Drop the pictures from the entries below, then reproduce the rest exactly.

Start of SOURCE DATA

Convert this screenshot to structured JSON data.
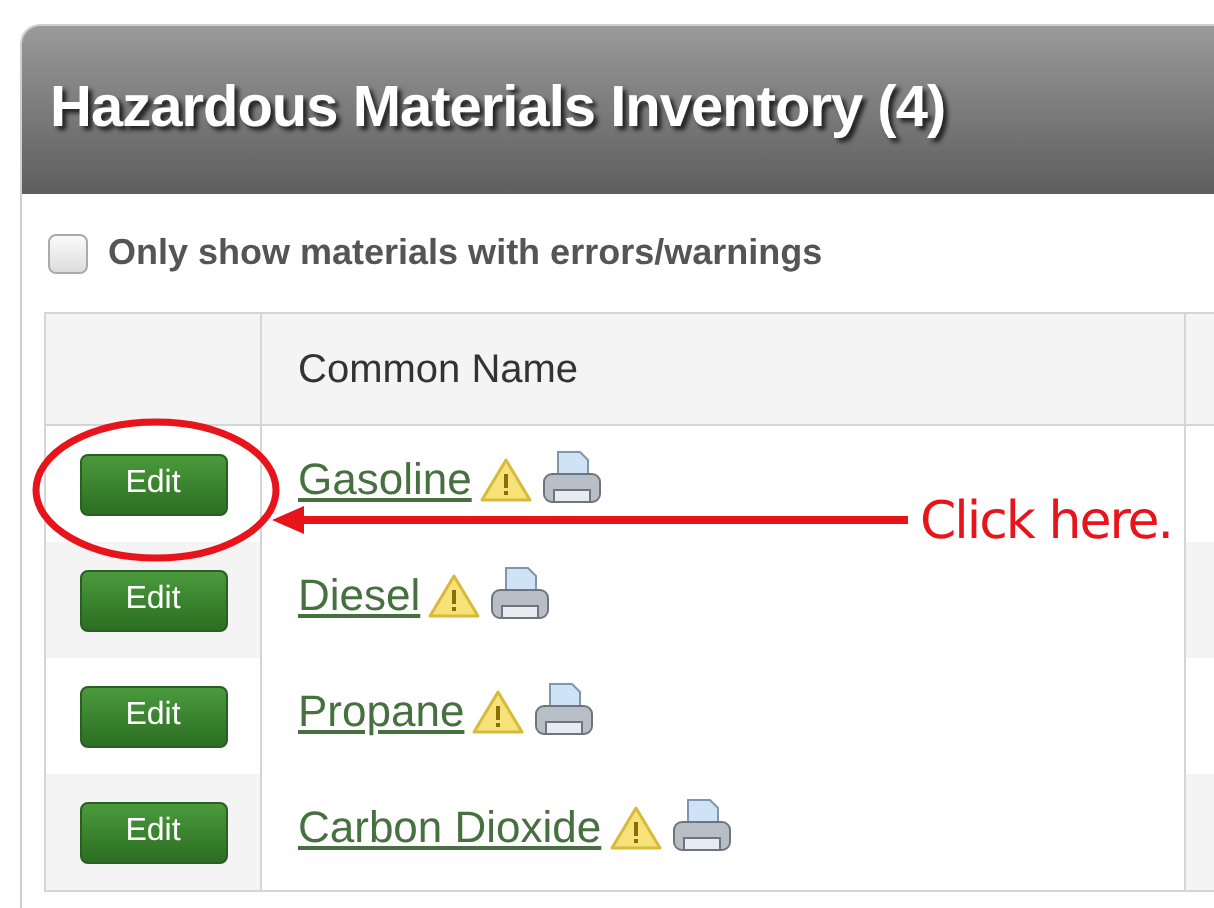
{
  "panel": {
    "title": "Hazardous Materials Inventory (4)"
  },
  "filter": {
    "label": "Only show materials with errors/warnings",
    "checked": false
  },
  "table": {
    "columns": [
      "Common Name"
    ],
    "rows": [
      {
        "action": "Edit",
        "name": "Gasoline"
      },
      {
        "action": "Edit",
        "name": "Diesel"
      },
      {
        "action": "Edit",
        "name": "Propane"
      },
      {
        "action": "Edit",
        "name": "Carbon Dioxide"
      }
    ]
  },
  "annotation": {
    "text": "Click here."
  }
}
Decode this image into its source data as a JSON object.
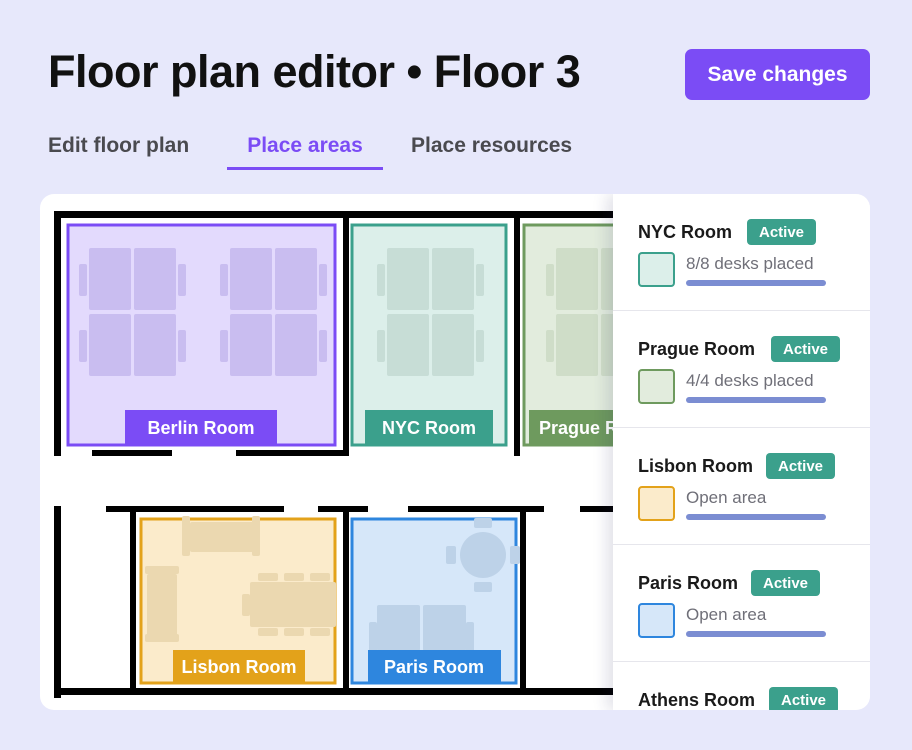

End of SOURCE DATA

### ANSWER BOX
Convert this screenshot to structured JSON data.
{
  "panel": {
    "title": "Hazardous Materials Inventory (4)"
  },
  "filter": {
    "label": "Only show materials with errors/warnings",
    "checked": false
  },
  "table": {
    "columns": [
      "Common Name"
    ],
    "rows": [
      {
        "action": "Edit",
        "name": "Gasoline"
      },
      {
        "action": "Edit",
        "name": "Diesel"
      },
      {
        "action": "Edit",
        "name": "Propane"
      },
      {
        "action": "Edit",
        "name": "Carbon Dioxide"
      }
    ]
  },
  "annotation": {
    "text": "Click here."
  }
}
Decode this image into its source data as a JSON object.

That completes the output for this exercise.